» Website and app data records

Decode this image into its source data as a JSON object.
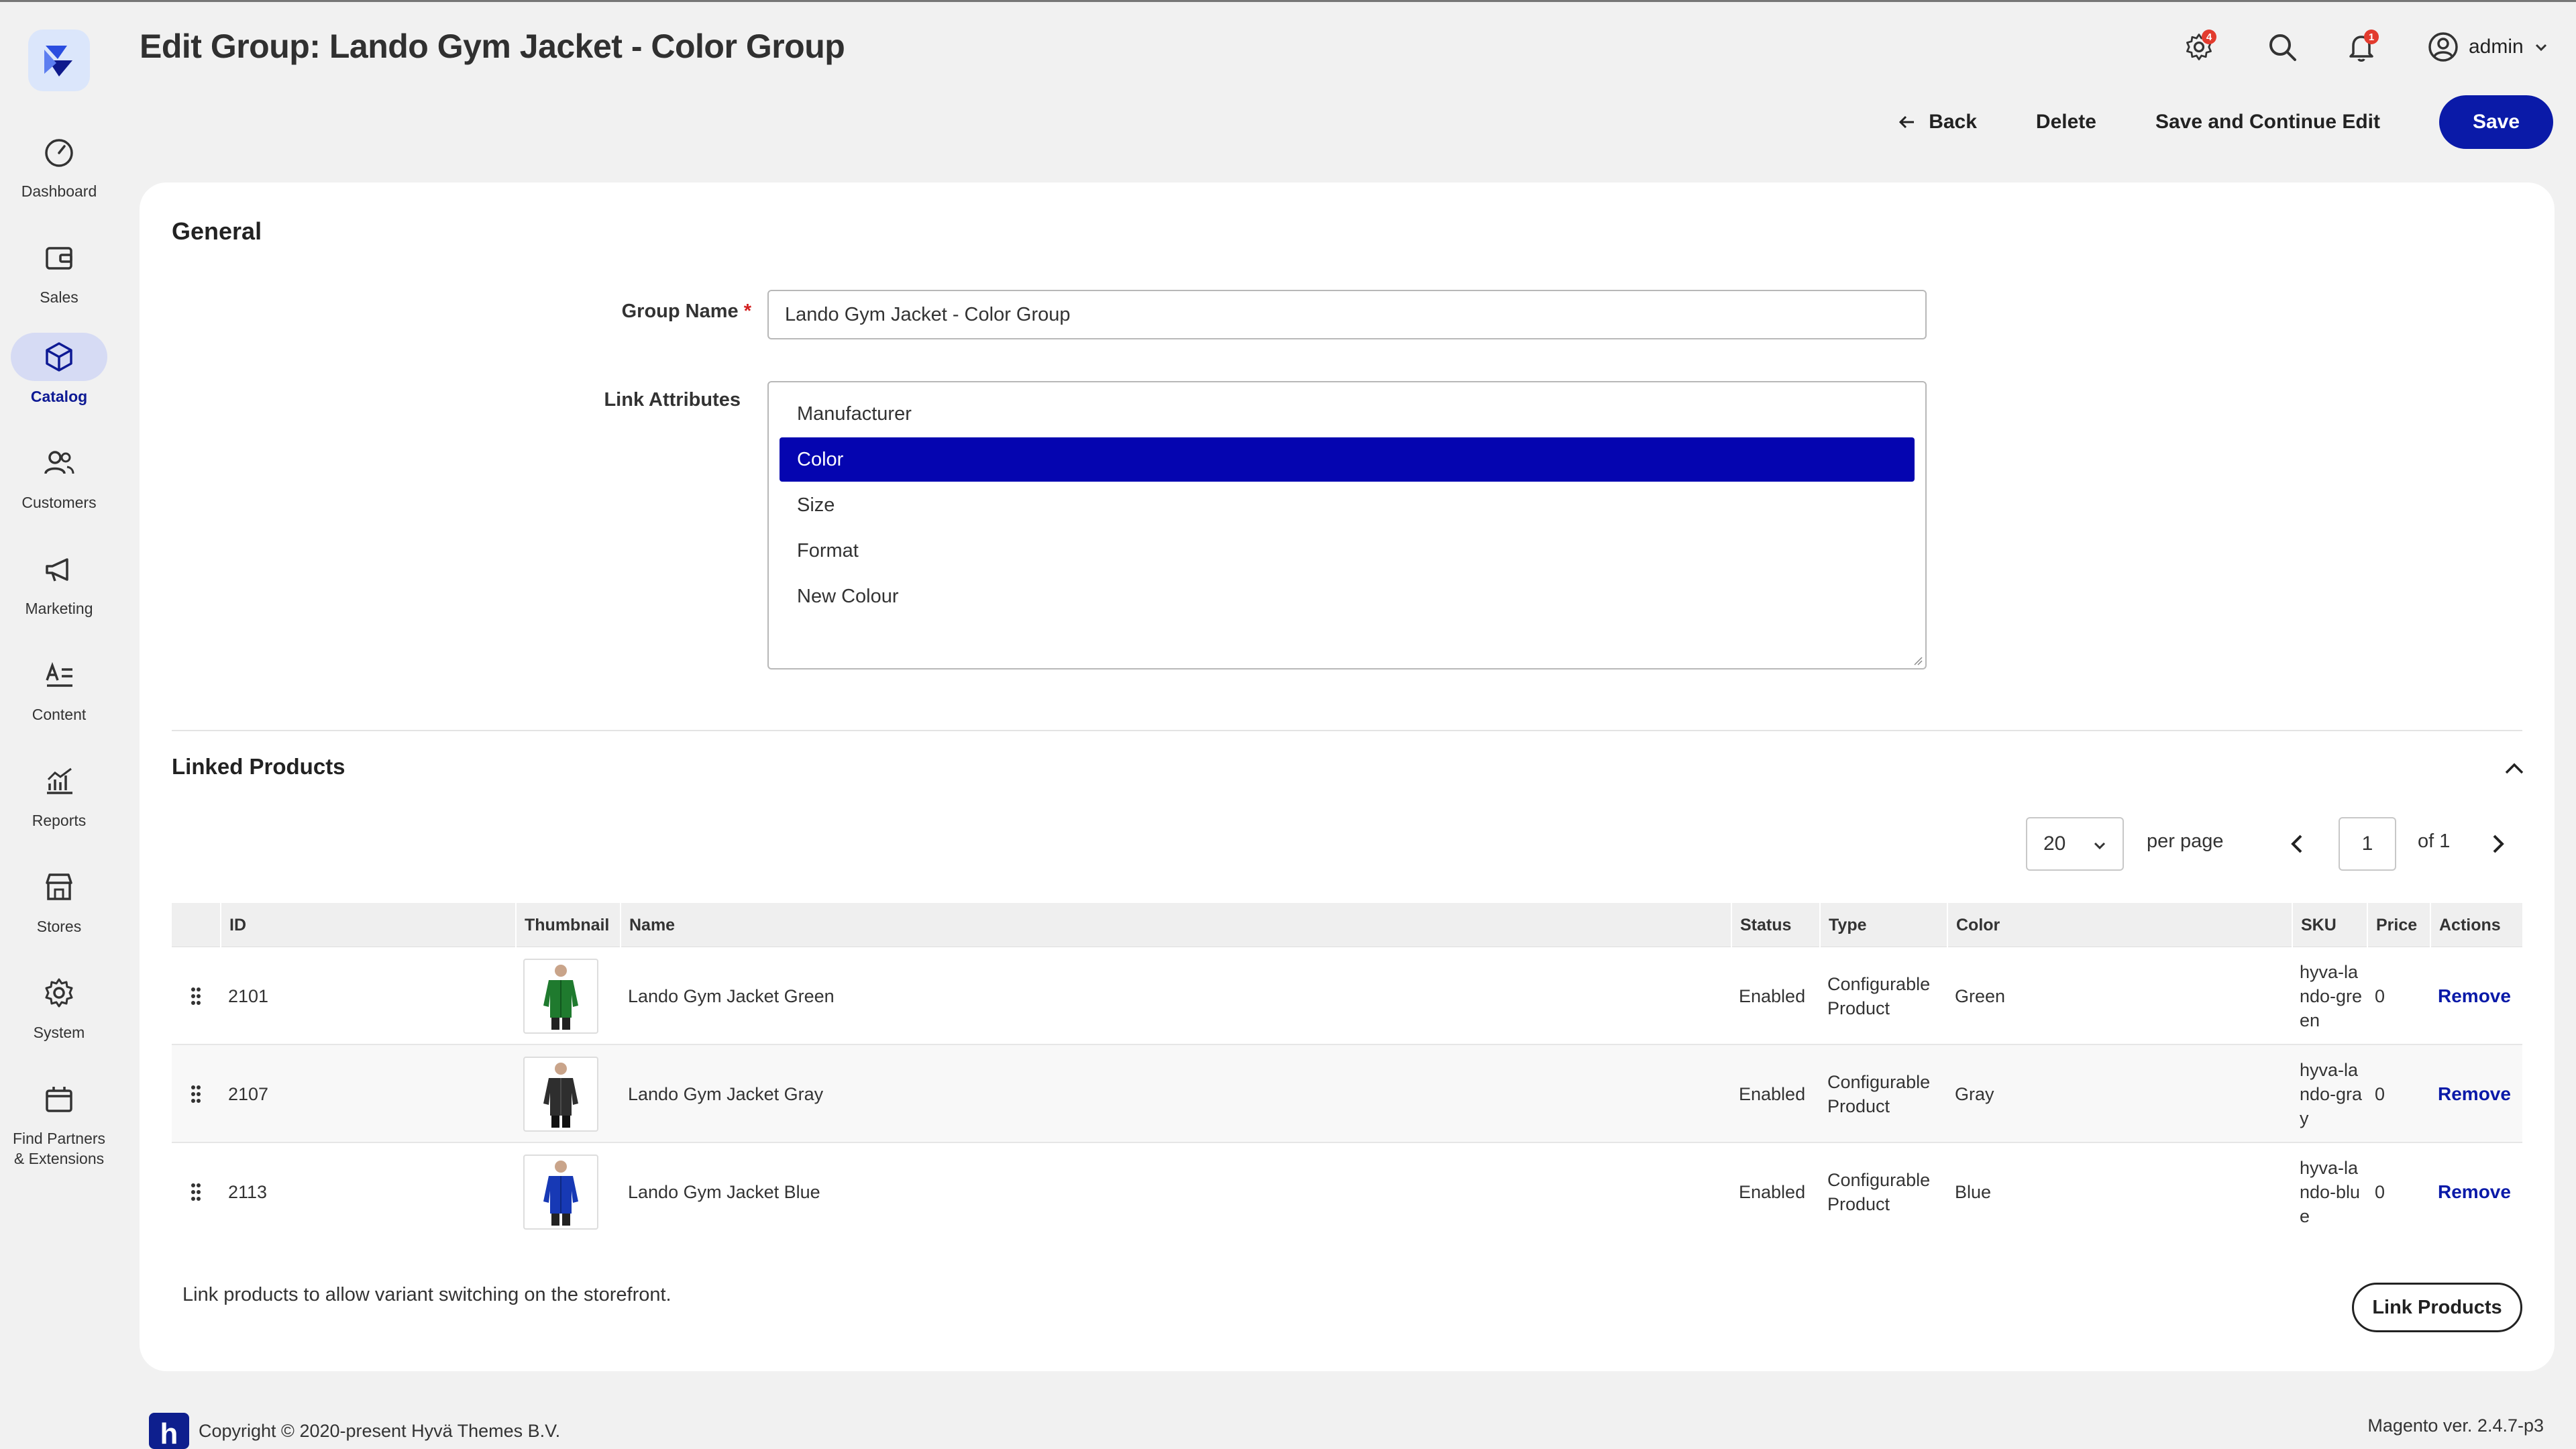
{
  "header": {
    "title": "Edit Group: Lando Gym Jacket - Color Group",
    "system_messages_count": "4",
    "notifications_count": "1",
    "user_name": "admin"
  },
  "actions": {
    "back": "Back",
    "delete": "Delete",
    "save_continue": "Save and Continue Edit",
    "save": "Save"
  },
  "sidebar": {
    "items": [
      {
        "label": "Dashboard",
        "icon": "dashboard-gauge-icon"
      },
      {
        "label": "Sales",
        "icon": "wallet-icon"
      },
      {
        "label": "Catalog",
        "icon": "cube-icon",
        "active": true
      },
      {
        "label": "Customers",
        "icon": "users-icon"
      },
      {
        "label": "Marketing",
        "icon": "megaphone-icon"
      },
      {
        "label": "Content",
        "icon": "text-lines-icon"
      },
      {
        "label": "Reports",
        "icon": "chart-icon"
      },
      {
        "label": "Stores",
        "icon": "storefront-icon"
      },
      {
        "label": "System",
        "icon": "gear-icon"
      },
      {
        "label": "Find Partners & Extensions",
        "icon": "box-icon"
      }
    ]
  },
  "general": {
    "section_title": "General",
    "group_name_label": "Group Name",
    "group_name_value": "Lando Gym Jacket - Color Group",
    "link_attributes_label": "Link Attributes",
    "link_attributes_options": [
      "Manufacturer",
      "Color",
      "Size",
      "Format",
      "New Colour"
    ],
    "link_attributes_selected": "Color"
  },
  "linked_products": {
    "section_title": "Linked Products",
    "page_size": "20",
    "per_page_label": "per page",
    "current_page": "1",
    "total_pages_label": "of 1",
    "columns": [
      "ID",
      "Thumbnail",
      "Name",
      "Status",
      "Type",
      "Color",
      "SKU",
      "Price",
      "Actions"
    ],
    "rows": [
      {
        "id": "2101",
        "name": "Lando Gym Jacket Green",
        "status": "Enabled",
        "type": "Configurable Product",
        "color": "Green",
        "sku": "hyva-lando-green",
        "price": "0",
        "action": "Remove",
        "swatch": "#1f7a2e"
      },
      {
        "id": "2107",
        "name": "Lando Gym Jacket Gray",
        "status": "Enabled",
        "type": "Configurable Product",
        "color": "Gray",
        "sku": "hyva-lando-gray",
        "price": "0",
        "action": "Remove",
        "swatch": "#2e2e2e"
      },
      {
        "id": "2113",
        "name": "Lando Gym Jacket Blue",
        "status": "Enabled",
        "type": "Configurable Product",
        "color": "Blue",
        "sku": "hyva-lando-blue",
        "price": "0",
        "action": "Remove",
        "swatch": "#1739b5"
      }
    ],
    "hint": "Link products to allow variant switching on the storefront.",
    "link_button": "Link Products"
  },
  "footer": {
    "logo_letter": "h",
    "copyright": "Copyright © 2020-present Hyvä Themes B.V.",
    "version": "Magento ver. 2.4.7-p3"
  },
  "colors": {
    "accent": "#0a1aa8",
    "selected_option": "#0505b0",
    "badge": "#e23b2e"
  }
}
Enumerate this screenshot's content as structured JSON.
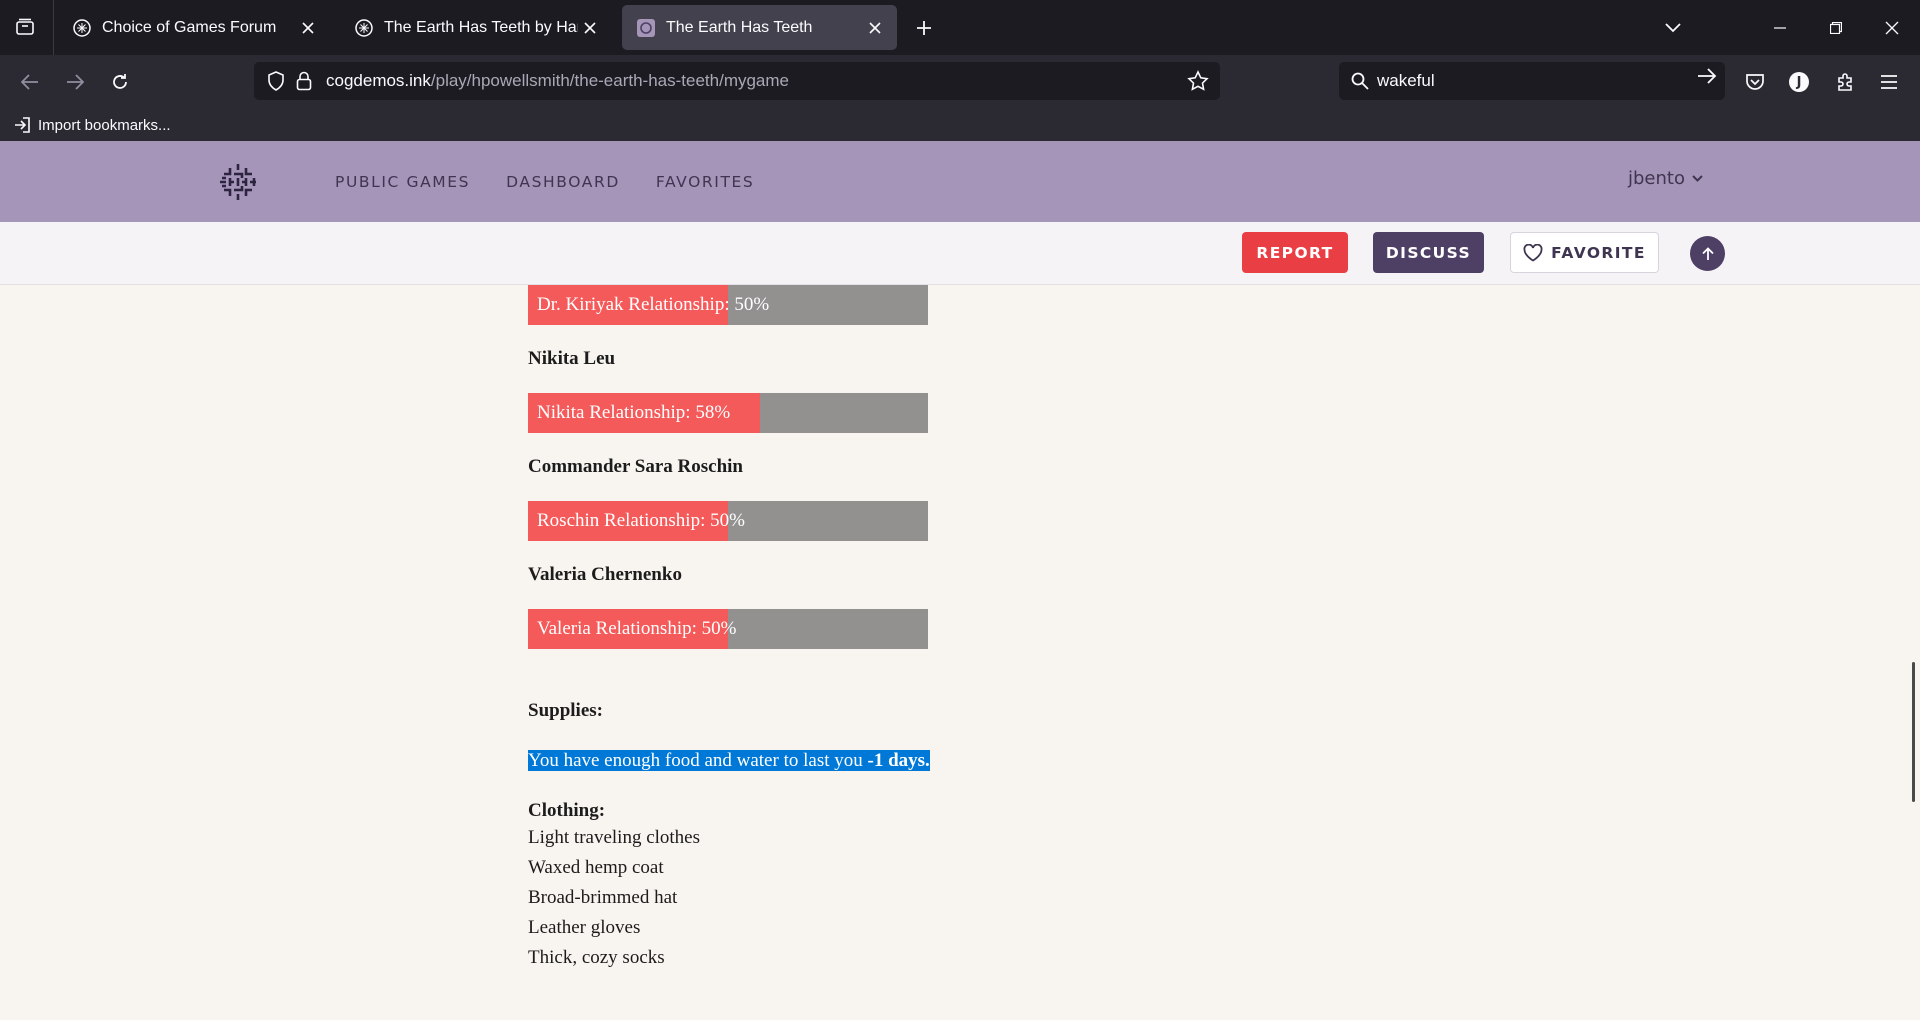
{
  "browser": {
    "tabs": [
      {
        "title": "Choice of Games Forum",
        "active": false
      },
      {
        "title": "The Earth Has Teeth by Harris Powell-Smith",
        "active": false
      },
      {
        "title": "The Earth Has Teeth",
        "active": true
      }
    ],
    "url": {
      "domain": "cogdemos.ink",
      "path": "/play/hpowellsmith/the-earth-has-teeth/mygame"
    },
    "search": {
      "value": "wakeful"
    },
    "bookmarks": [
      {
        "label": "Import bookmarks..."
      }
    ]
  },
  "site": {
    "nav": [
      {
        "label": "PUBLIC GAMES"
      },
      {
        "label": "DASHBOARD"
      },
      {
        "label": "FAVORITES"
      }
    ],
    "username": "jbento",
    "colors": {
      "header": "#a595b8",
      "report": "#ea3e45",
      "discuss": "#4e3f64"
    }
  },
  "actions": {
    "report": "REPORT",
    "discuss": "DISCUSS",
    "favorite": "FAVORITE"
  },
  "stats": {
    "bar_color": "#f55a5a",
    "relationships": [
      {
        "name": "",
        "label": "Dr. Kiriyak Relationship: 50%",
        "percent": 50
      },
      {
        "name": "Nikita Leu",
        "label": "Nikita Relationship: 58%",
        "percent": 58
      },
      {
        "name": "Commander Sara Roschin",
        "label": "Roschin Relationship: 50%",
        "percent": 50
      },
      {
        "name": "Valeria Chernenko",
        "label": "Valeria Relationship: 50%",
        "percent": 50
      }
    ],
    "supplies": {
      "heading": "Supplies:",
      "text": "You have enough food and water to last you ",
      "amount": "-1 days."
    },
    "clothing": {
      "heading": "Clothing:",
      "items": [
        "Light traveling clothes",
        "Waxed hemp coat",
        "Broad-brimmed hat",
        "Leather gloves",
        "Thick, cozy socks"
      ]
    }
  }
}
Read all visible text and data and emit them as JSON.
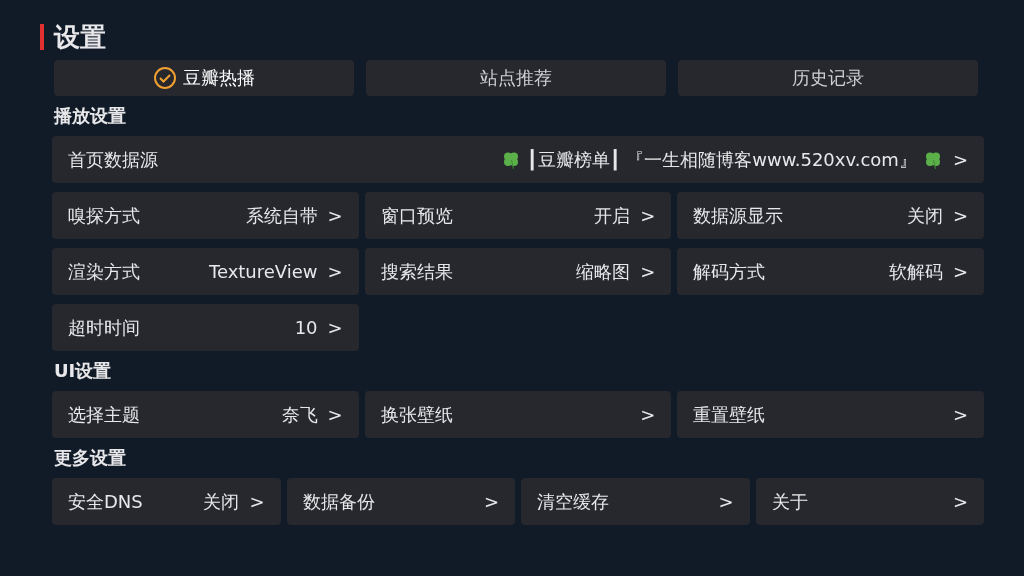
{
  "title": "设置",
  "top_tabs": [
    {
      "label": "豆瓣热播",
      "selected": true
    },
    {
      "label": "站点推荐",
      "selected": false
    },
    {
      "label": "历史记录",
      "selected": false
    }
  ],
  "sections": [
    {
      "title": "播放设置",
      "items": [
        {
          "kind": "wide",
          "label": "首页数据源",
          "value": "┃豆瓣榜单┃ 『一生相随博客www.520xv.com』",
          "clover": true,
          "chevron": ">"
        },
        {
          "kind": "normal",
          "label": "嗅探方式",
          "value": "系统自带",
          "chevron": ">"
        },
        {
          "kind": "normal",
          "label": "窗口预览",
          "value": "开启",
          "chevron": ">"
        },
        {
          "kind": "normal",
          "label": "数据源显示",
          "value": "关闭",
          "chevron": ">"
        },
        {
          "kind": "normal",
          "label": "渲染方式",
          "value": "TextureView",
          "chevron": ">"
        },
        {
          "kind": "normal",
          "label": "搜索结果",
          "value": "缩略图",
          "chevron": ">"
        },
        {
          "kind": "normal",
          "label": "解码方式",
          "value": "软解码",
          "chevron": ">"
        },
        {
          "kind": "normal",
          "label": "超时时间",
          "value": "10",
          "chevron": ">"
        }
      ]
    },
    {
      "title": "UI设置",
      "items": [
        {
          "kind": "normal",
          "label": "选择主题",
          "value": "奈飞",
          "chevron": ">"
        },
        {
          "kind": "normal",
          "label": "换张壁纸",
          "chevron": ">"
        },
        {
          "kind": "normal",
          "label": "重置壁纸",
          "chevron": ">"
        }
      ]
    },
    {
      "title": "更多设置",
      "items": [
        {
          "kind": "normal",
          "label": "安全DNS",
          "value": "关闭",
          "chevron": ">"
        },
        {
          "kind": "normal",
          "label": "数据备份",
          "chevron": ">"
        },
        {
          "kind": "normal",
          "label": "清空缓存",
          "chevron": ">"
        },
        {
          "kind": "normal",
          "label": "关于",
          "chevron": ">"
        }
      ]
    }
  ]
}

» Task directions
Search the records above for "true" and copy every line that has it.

» Expected output
        "active": true
        "active": true
      "selected": true
          "clover": true,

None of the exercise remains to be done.